  11. Well the guy who owns the ones I have here is a pro who has 3 pairs of actives. He does assist Harbeth sometimes and did check about selling them to me and that was OK by them, but I decided the deep bass was not for me, even though the problem only raised its head on a few recordings. No mention of any adjustments being available to set them up for the room was made at any time.
  12. The ones with unacceptable bass (for me) are the actual Harbeth actives supplied with Harbeth active crossover and amplifiers in a sealed box. I don't think they made many and were only available as a Pro model with matt grey paint and side handles on very tall stands intended to mount them above a mixing desk pointing downwards a bit.
  13. Not necessarily Keith. I tried the Harbeths all over my room and the bass problem was always there, just as it is with the big 2 way Rogers. The bass of other speakers in the room has not been a problem (for me). The Harbeths are unlistenable for me. I am still storing them for their owner...
  14. f1eng

    Quad price hike.....

    I reckon money has lost about 95% of its value since 1972, based on typical starting salaries, so £960 for the preamp and £1160 for the amp. A Garrard 401 was £72 when I worked there in 1976. I actually think people's expectation of hifi prices has been boosted by the US kit, like Krell and Audio Research being imported at inflated prices a few decades ago.
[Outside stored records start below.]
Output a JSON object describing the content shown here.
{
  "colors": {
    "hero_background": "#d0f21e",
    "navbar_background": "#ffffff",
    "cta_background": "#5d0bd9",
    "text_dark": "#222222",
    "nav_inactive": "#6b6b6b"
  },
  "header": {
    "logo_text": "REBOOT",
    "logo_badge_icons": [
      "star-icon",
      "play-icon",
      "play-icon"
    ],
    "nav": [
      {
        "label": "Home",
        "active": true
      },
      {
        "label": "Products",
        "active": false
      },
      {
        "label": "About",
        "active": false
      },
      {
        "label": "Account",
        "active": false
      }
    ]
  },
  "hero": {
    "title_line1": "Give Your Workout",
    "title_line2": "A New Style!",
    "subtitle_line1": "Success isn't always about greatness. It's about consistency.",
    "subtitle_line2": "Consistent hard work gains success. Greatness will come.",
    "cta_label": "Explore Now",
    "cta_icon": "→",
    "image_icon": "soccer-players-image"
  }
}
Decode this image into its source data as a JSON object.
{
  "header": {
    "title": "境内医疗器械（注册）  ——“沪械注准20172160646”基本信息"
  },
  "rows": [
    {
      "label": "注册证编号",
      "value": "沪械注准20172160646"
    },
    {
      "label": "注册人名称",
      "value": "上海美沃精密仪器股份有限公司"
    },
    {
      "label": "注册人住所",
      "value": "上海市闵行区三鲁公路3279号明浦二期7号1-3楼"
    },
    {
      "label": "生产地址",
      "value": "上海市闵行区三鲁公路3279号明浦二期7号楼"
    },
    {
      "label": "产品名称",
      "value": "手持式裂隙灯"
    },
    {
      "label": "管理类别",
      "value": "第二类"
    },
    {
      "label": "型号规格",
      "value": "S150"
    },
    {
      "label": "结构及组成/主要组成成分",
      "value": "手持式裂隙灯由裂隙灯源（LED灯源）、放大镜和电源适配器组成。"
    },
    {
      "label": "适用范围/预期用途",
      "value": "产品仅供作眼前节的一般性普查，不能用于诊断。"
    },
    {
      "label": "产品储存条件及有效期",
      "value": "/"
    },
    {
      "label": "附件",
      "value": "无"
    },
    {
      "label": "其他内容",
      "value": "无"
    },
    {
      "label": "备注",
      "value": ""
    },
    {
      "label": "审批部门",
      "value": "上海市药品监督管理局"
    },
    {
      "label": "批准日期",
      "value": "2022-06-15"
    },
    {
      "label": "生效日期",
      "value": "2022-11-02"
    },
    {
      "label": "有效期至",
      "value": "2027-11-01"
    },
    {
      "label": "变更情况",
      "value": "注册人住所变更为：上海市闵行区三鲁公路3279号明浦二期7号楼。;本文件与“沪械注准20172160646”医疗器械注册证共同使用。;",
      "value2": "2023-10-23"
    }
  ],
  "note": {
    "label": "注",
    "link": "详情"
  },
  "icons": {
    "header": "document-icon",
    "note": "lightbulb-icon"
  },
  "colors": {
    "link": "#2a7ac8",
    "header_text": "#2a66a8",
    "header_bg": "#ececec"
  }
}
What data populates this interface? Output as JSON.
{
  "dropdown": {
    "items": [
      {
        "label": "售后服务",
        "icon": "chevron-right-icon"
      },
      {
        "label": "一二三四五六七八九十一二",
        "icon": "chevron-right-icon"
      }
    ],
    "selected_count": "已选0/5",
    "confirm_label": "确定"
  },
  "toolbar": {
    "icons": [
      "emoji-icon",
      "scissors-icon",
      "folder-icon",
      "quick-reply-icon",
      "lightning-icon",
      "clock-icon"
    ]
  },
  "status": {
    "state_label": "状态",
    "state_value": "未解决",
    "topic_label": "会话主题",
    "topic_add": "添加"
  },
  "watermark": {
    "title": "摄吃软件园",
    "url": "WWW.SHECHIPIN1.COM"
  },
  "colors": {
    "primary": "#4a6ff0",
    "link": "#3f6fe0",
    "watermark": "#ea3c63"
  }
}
Almost everything is absurdly over priced nowadays IMO, and since some people equate more expensive with better that seems to be the way it will continue to go. It is shocking to realise that a millionaire today has the same amount of buying power as somebody who had £50,000 back in the early 70s :(